◆ WHAT YOU SHOULD DO:
Down to the last line, reproduce the records exactly.
──────── RECORDS SUPPLIED ────────
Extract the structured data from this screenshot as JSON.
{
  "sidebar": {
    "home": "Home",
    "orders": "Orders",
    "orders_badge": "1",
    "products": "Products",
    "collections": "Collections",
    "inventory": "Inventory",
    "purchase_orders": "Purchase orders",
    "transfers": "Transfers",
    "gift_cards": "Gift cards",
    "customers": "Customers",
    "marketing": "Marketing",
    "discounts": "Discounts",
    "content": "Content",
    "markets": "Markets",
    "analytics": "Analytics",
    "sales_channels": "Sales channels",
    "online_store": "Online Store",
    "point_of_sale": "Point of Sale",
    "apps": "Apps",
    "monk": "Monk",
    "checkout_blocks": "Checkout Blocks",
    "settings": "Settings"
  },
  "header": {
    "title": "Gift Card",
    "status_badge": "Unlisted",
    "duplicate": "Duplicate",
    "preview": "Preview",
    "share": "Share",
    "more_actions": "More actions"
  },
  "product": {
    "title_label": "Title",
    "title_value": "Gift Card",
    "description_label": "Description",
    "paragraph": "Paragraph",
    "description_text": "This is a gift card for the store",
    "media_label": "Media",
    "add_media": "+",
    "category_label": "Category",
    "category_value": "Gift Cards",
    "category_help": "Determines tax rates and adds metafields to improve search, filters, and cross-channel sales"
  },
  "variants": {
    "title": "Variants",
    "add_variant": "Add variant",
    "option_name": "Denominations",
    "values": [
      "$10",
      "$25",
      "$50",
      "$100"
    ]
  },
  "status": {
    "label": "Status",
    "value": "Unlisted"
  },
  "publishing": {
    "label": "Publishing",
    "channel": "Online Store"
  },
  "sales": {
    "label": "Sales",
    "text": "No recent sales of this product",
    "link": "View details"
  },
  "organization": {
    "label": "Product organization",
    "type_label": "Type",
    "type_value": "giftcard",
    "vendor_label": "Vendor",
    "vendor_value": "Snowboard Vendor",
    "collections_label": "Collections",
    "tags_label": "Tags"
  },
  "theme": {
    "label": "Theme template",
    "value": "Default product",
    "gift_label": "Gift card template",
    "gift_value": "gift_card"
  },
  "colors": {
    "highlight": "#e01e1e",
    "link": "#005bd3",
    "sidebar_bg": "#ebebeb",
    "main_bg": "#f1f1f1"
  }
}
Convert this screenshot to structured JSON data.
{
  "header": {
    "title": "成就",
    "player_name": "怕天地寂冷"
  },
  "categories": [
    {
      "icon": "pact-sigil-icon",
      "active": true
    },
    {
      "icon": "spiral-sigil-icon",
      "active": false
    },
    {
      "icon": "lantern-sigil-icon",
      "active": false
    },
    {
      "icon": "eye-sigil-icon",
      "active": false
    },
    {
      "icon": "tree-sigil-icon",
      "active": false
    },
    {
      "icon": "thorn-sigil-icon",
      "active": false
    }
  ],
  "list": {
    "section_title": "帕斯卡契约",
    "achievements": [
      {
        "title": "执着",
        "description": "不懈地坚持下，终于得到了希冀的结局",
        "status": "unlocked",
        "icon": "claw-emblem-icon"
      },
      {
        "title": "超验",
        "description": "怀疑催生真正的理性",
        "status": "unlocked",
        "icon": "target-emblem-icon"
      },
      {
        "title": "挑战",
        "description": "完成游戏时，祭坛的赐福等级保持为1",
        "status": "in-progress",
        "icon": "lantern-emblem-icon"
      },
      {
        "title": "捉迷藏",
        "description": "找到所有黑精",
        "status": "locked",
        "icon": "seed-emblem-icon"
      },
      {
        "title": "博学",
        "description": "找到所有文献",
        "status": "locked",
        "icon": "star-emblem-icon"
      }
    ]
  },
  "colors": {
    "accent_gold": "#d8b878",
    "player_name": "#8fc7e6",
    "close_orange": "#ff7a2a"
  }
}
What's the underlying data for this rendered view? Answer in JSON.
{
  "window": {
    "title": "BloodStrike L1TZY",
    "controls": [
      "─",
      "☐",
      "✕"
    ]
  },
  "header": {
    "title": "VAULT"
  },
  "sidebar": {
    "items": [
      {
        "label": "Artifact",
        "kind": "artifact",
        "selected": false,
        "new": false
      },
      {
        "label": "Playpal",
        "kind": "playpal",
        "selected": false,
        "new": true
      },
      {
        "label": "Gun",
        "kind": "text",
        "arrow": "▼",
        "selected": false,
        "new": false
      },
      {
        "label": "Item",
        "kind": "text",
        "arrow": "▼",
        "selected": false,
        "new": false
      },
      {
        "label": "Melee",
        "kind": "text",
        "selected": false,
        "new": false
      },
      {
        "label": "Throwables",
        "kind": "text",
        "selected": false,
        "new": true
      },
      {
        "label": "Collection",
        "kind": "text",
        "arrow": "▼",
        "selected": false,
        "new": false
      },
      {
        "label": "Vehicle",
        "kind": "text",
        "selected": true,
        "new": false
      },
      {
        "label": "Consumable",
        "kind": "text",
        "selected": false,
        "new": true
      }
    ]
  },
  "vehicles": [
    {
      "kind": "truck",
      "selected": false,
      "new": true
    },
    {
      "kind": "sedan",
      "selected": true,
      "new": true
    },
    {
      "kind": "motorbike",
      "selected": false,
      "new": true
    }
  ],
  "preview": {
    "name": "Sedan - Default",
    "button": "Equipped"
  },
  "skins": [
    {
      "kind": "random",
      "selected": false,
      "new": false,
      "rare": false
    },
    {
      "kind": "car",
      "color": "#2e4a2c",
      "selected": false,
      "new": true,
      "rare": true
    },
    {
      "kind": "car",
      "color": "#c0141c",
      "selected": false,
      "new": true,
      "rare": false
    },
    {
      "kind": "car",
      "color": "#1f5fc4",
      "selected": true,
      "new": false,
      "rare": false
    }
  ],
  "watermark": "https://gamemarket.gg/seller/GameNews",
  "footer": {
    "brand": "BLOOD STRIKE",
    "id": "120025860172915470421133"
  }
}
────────
◆ SOLVED PROBLEM:
Extract the structured data from this screenshot as JSON.
{
  "sidebar": {
    "home": "Home",
    "orders": "Orders",
    "orders_badge": "1",
    "products": "Products",
    "collections": "Collections",
    "inventory": "Inventory",
    "purchase_orders": "Purchase orders",
    "transfers": "Transfers",
    "gift_cards": "Gift cards",
    "customers": "Customers",
    "marketing": "Marketing",
    "discounts": "Discounts",
    "content": "Content",
    "markets": "Markets",
    "analytics": "Analytics",
    "sales_channels": "Sales channels",
    "online_store": "Online Store",
    "point_of_sale": "Point of Sale",
    "apps": "Apps",
    "monk": "Monk",
    "checkout_blocks": "Checkout Blocks",
    "settings": "Settings"
  },
  "header": {
    "title": "Gift Card",
    "status_badge": "Unlisted",
    "duplicate": "Duplicate",
    "preview": "Preview",
    "share": "Share",
    "more_actions": "More actions"
  },
  "product": {
    "title_label": "Title",
    "title_value": "Gift Card",
    "description_label": "Description",
    "paragraph": "Paragraph",
    "description_text": "This is a gift card for the store",
    "media_label": "Media",
    "add_media": "+",
    "category_label": "Category",
    "category_value": "Gift Cards",
    "category_help": "Determines tax rates and adds metafields to improve search, filters, and cross-channel sales"
  },
  "variants": {
    "title": "Variants",
    "add_variant": "Add variant",
    "option_name": "Denominations",
    "values": [
      "$10",
      "$25",
      "$50",
      "$100"
    ]
  },
  "status": {
    "label": "Status",
    "value": "Unlisted"
  },
  "publishing": {
    "label": "Publishing",
    "channel": "Online Store"
  },
  "sales": {
    "label": "Sales",
    "text": "No recent sales of this product",
    "link": "View details"
  },
  "organization": {
    "label": "Product organization",
    "type_label": "Type",
    "type_value": "giftcard",
    "vendor_label": "Vendor",
    "vendor_value": "Snowboard Vendor",
    "collections_label": "Collections",
    "tags_label": "Tags"
  },
  "theme": {
    "label": "Theme template",
    "value": "Default product",
    "gift_label": "Gift card template",
    "gift_value": "gift_card"
  },
  "colors": {
    "highlight": "#e01e1e",
    "link": "#005bd3",
    "sidebar_bg": "#ebebeb",
    "main_bg": "#f1f1f1"
  }
}
Convert this screenshot to structured JSON data.
{
  "header": {
    "title": "成就",
    "player_name": "怕天地寂冷"
  },
  "categories": [
    {
      "icon": "pact-sigil-icon",
      "active": true
    },
    {
      "icon": "spiral-sigil-icon",
      "active": false
    },
    {
      "icon": "lantern-sigil-icon",
      "active": false
    },
    {
      "icon": "eye-sigil-icon",
      "active": false
    },
    {
      "icon": "tree-sigil-icon",
      "active": false
    },
    {
      "icon": "thorn-sigil-icon",
      "active": false
    }
  ],
  "list": {
    "section_title": "帕斯卡契约",
    "achievements": [
      {
        "title": "执着",
        "description": "不懈地坚持下，终于得到了希冀的结局",
        "status": "unlocked",
        "icon": "claw-emblem-icon"
      },
      {
        "title": "超验",
        "description": "怀疑催生真正的理性",
        "status": "unlocked",
        "icon": "target-emblem-icon"
      },
      {
        "title": "挑战",
        "description": "完成游戏时，祭坛的赐福等级保持为1",
        "status": "in-progress",
        "icon": "lantern-emblem-icon"
      },
      {
        "title": "捉迷藏",
        "description": "找到所有黑精",
        "status": "locked",
        "icon": "seed-emblem-icon"
      },
      {
        "title": "博学",
        "description": "找到所有文献",
        "status": "locked",
        "icon": "star-emblem-icon"
      }
    ]
  },
  "colors": {
    "accent_gold": "#d8b878",
    "player_name": "#8fc7e6",
    "close_orange": "#ff7a2a"
  }
}
What's the underlying data for this rendered view? Answer in JSON.
{
  "window": {
    "title": "BloodStrike L1TZY",
    "controls": [
      "─",
      "☐",
      "✕"
    ]
  },
  "header": {
    "title": "VAULT"
  },
  "sidebar": {
    "items": [
      {
        "label": "Artifact",
        "kind": "artifact",
        "selected": false,
        "new": false
      },
      {
        "label": "Playpal",
        "kind": "playpal",
        "selected": false,
        "new": true
      },
      {
        "label": "Gun",
        "kind": "text",
        "arrow": "▼",
        "selected": false,
        "new": false
      },
      {
        "label": "Item",
        "kind": "text",
        "arrow": "▼",
        "selected": false,
        "new": false
      },
      {
        "label": "Melee",
        "kind": "text",
        "selected": false,
        "new": false
      },
      {
        "label": "Throwables",
        "kind": "text",
        "selected": false,
        "new": true
      },
      {
        "label": "Collection",
        "kind": "text",
        "arrow": "▼",
        "selected": false,
        "new": false
      },
      {
        "label": "Vehicle",
        "kind": "text",
        "selected": true,
        "new": false
      },
      {
        "label": "Consumable",
        "kind": "text",
        "selected": false,
        "new": true
      }
    ]
  },
  "vehicles": [
    {
      "kind": "truck",
      "selected": false,
      "new": true
    },
    {
      "kind": "sedan",
      "selected": true,
      "new": true
    },
    {
      "kind": "motorbike",
      "selected": false,
      "new": true
    }
  ],
  "preview": {
    "name": "Sedan - Default",
    "button": "Equipped"
  },
  "skins": [
    {
      "kind": "random",
      "selected": false,
      "new": false,
      "rare": false
    },
    {
      "kind": "car",
      "color": "#2e4a2c",
      "selected": false,
      "new": true,
      "rare": true
    },
    {
      "kind": "car",
      "color": "#c0141c",
      "selected": false,
      "new": true,
      "rare": false
    },
    {
      "kind": "car",
      "color": "#1f5fc4",
      "selected": true,
      "new": false,
      "rare": false
    }
  ],
  "watermark": "https://gamemarket.gg/seller/GameNews",
  "footer": {
    "brand": "BLOOD STRIKE",
    "id": "120025860172915470421133"
  }
}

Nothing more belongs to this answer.